Break up the text
Use gender-neutral language
|Use accessible colour choices
Writing Image Descriptions 
Most important elements to describe:
Basic process for writing a description:
Accessible Audio and Video 
- An audio description is a form of narration to support blind and low vision users.
- If audio descriptions are not available, written descriptions can be used. They are typically presented as written text that can be reviewed along with the video.See this example presenting the trailer for The Wheel of Time.

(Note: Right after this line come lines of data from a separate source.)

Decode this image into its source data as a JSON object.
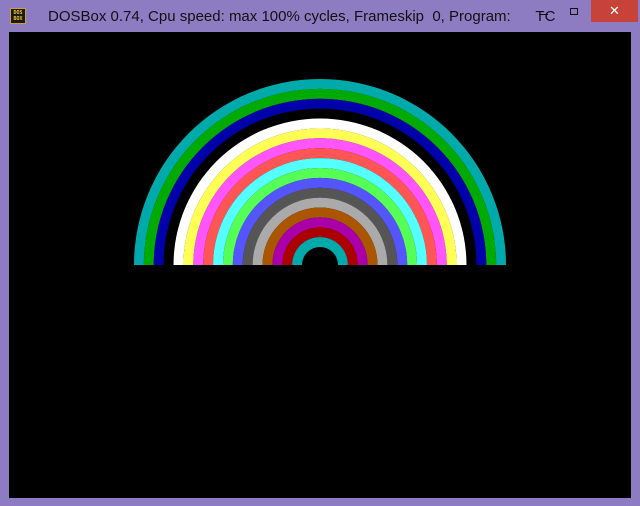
{
  "window": {
    "title": "DOSBox 0.74, Cpu speed: max 100% cycles, Frameskip  0, Program:      TC",
    "icon_label_top": "DOS",
    "icon_label_bottom": "BOX",
    "controls": {
      "minimize": "minimize-icon",
      "maximize": "maximize-icon",
      "close": "close-icon",
      "close_symbol": "✕"
    }
  },
  "rainbow": {
    "background": "#000000",
    "bands_outer_to_inner": [
      "#00aaaa",
      "#00aa00",
      "#0000aa",
      "#000000",
      "#ffffff",
      "#ffff55",
      "#ff55ff",
      "#ff5555",
      "#55ffff",
      "#55ff55",
      "#5555ff",
      "#555555",
      "#aaaaaa",
      "#aa5500",
      "#aa00aa",
      "#aa0000",
      "#00aaaa"
    ]
  }
}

- An option for making videos with audio descriptions to create two versions of your video, one with an audio description integrated with the rest of your video’s audio and one without. Below is an example of an audio description.
- People's hub offers trainings on creating culture of access, and also a peer support space for people with chronic illness/disability to meet online.
- Sins invalid offers numerous resources in various forms.
Disability Justice Network of Ontario: DJNO has an abolitionist Prison Project that’s working to highlight the experiences of people who’re disabled, racialized and are currently/have been incarcerated.
- Centre for Independent Living in Toronto (CILT): CILT partnered with No More Silence to offer zoom meetings with Indigenous community members who experience challenges & barriers when attempting to access cultural and ceremonial spaces to develop guidelines to increase the accessibility of these spaces.
- Barrier Free Saskatchewan-"Non-partisan coalition from the provincial community of individuals and organizations of and for persons with disabilities, Saskatchewan citizens, organizations, and companies"
- The Disability Collective-Fully disability-led performing arts organization in Toronto
- Tangled Art & Disability-Supports "Disabled, d/Deaf, chronically ill, neurodiverse, k/crip, Mad, sick & spoonie artists; to cultivate Disability Arts in Canadaz'
- Disability Justice is Climate Justice (Sins Invalid)-Article and ASL video
Disability Rights is a Climate Justice Issue. Here’s Why (Leanne McNulty)-Article
To Survive Climate Catastrophe, Look to Queer & Disabled Folks (YES! Magazine)-Article
- The Rights of People with Disabilities in Disasters & Public Health Emergencies (World Institute of Disability)- List of resources
- 10 Principles of Disability Justice (Sins Invalid)-Article
- Access after COVID-19: How disability culture can transform life and work (The Monitor)-Article
- The history of disability rights and justice in Canada (DJNO)
- The right to be rescued by Rooted in Rights-Tells the stories of people with disabilities affected by Hurricane Katrina. Includes a discussion guide and emergency preparedness resources.
- Sins Invalid offers 3 podcast episodes on the intersections of climate and disability.
If you have any suggested revisions or additional resources to share related to the above content, please email them to firstname.lastname@example.org.
- Groupe DEFI Accessibilite (GDA) - Research report for associations in Montreal - Universal Accessibility and contributing designs (version 5.3), Langevin, Rocque, Chalghoumi & Ghorayeb, University of Montreal